U.S. troops help with clean up near Sendai
Mark Stroud
U.S. troops help with clean up near Sendai

The results of a study conducted by the U.S. military show American servicemembers involved in the earthquake and tsunami cleanup in Japan were not exposed to dangerous levels of radiation or toxins, according to an article in the Stars and Stripes.

U.S. Forces Japan spokesman Maj. Neal Fisher told the Stars and Stripes that soil, water, and air samples taken from the area surrounding the city of Sendai did not contain "harmful levels of any substance." He was not specific, though, as to locations:

Back on March 13, two days after the earthquake, the New York Times reported that the USS Ronald Reagan helicopter crew members were exposed to radiation:


Home Post later published a letter from Capt. Thom Burke, the commanding officer of the Reagan, which said no crew members had been exposed to dangerous levels of radiation, and that the Reagan had repositioned itself away from the Fukushima plant for safety reasons. Indeed, the Reagan departed the coast of Japan at the beginning of April, just as clean up efforts in Sendai were starting, according to

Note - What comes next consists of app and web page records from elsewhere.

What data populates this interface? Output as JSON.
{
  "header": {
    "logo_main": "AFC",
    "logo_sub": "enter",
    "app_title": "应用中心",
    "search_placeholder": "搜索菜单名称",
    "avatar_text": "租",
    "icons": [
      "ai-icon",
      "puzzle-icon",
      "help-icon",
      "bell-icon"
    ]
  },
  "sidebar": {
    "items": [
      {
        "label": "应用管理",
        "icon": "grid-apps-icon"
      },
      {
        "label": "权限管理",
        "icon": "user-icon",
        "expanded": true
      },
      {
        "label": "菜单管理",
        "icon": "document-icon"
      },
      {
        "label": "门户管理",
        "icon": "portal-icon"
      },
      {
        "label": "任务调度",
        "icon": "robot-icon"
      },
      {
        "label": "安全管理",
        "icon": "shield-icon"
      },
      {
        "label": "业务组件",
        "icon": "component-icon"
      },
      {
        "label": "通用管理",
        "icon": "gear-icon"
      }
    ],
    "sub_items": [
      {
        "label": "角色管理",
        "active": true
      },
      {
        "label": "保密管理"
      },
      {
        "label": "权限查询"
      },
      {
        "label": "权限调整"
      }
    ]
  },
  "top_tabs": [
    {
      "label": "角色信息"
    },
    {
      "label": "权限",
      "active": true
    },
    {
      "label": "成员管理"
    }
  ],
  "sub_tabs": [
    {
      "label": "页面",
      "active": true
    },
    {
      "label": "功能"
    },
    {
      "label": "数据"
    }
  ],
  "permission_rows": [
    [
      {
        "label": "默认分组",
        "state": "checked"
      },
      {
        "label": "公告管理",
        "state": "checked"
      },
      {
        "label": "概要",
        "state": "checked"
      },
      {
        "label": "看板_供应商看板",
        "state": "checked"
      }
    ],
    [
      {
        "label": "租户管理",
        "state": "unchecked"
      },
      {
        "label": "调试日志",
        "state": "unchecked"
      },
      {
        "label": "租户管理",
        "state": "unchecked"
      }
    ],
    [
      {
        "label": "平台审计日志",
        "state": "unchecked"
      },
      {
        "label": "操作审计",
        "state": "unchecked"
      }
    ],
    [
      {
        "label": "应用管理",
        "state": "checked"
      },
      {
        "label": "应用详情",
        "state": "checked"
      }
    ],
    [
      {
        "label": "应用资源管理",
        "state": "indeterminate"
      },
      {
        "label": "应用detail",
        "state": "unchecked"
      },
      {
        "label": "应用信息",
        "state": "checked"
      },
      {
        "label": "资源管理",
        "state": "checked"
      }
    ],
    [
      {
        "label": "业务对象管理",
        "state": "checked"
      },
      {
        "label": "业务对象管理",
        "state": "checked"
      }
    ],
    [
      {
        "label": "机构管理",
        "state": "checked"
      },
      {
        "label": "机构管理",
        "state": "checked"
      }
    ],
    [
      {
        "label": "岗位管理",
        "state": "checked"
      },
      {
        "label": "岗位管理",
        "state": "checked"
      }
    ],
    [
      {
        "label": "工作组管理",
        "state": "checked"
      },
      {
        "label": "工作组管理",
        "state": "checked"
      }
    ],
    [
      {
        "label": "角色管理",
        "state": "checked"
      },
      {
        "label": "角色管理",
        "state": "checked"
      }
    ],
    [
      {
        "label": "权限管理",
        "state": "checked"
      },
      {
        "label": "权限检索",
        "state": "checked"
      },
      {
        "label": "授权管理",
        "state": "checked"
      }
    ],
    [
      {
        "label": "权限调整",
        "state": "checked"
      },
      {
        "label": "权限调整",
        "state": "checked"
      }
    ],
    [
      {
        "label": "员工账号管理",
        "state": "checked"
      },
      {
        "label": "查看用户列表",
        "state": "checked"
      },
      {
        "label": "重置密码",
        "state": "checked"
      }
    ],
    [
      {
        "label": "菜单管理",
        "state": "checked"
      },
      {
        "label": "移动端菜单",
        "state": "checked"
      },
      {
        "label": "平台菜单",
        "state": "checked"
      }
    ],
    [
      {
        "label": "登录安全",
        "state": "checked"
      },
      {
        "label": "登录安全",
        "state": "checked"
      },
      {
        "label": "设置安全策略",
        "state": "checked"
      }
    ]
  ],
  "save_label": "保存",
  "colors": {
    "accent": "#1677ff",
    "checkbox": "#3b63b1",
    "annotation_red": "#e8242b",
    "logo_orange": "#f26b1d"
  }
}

Despite the radiation and toxin study finding, Fisher tells the Stars and Stripes that servicemembers who were involved in Operation Tomodachi will need to visit the doctor for post-mission checkups: